22-year-old carrier, Shu Wenming, was barred from a government
job in the province of Anhui last year, even though he had won a
top score on a civil-service exam. He filed a lawsuit in a local
court, but his case was rejected. His appeal, too, was denied.
Dozens of similar lawsuits have been filed across China, but 70
per cent are rejected.
very unfair," Mr. Shu said. "Hepatitis B is not contagious like
SARS, but we are segregated in universities, with a kind of
man-made mark of terror placed on us. It's very inhumane and it
contradicts all the government's talk about building a
China introduced a new labour law this year, it failed to
prohibit discrimination against virus carriers in the crucial
period before an employment contract is signed. And it gave
employers the right to conduct medical tests on their workers.
switches on a green light to prejudice against us," said Lu Jun,
a 34-year-old carrier who works for an Internet forum for people
with the virus.
past 10 years, discrimination against us has become more and
more severe, like an accelerating train. In another 10 years, we
might have no foothold at all in society."
prejudices in China are equally painful. Ms. Xu has no boyfriend
and little hope of finding one. She once dated a man, but he
left her as soon as he found out about the virus. "I don't even
dare to think about love, because it's hopeless," she said. "Our
society is not tolerant enough."
Web forum, which has more than 200,000 members, is one of the
few sources of support for the virus carriers. Calling
themselves "comrades in arms," the members organize hiking
trips, swimming trips, basketball games and other social
we are at home there," Ms. Xu said. "I feel more peaceful now.
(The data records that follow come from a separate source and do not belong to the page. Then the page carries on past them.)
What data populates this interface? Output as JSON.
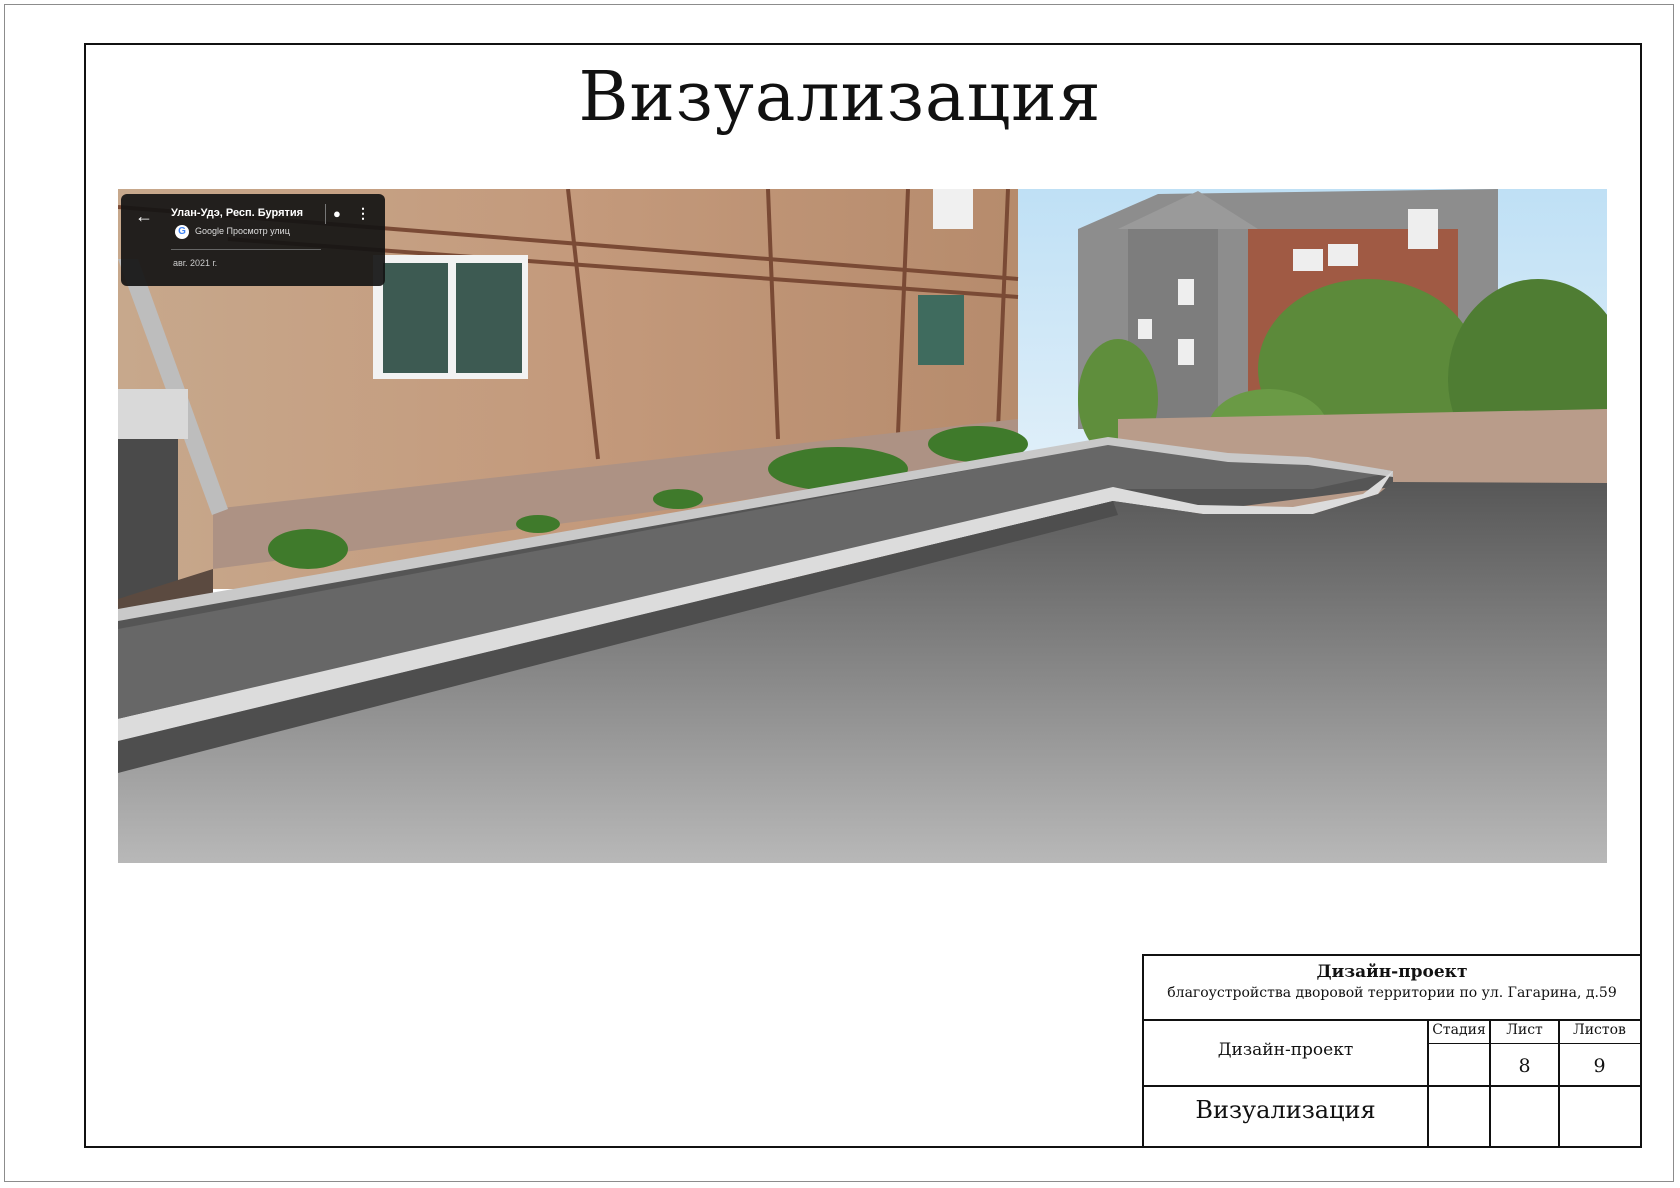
{
  "page": {
    "title": "Визуализация"
  },
  "streetview": {
    "location": "Улан-Удэ, Респ. Бурятия",
    "source": "Google Просмотр улиц",
    "date": "авг. 2021 г.",
    "back_icon": "arrow-left-icon",
    "pin_icon": "location-pin-icon",
    "menu_icon": "more-vert-icon"
  },
  "title_block": {
    "project_title": "Дизайн-проект",
    "project_subtitle": "благоустройства дворовой территории по ул.  Гагарина, д.59",
    "doc_type": "Дизайн-проект",
    "sheet_name": "Визуализация",
    "headers": {
      "stage": "Стадия",
      "sheet": "Лист",
      "sheets": "Листов"
    },
    "values": {
      "stage": "",
      "sheet": "8",
      "sheets": "9"
    }
  },
  "colors": {
    "border": "#111111",
    "asphalt": "#7a7a7a",
    "curb": "#d8d8d8"
  }
}
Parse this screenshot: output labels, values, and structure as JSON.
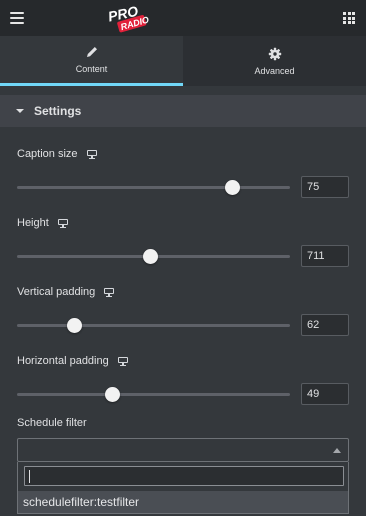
{
  "header": {
    "logo_text_top": "PRO",
    "logo_text_bottom": "RADIO",
    "menu_icon": "hamburger-menu-icon",
    "apps_icon": "grid-apps-icon"
  },
  "tabs": [
    {
      "label": "Content",
      "icon": "pencil-icon",
      "active": true
    },
    {
      "label": "Advanced",
      "icon": "gear-icon",
      "active": false
    }
  ],
  "section": {
    "title": "Settings",
    "expanded": true
  },
  "controls": [
    {
      "label": "Caption size",
      "value": "75",
      "slider_fraction": 0.79,
      "responsive_icon": "desktop-icon"
    },
    {
      "label": "Height",
      "value": "711",
      "slider_fraction": 0.49,
      "responsive_icon": "desktop-icon"
    },
    {
      "label": "Vertical padding",
      "value": "62",
      "slider_fraction": 0.21,
      "responsive_icon": "desktop-icon"
    },
    {
      "label": "Horizontal padding",
      "value": "49",
      "slider_fraction": 0.35,
      "responsive_icon": "desktop-icon"
    }
  ],
  "schedule_filter": {
    "label": "Schedule filter",
    "selected": "",
    "search_value": "",
    "options": [
      "schedulefilter:testfilter"
    ]
  },
  "colors": {
    "accent": "#71d7f7",
    "background": "#34383c",
    "topbar": "#26292c",
    "logo_red": "#e2203a"
  }
}
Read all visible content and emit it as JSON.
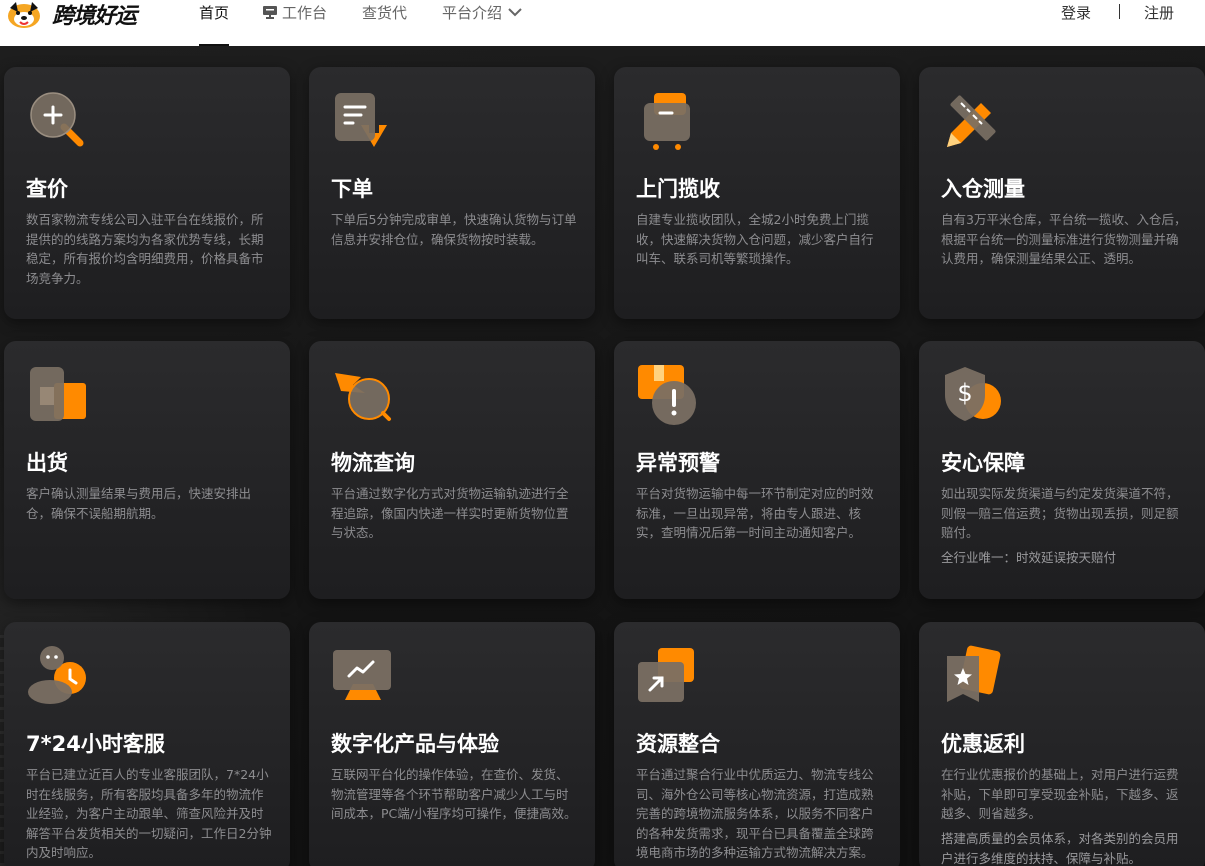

Our choices are few and our burdens are heavy, but I still have
hope that society will treat us better in the future."
report from Yu Mei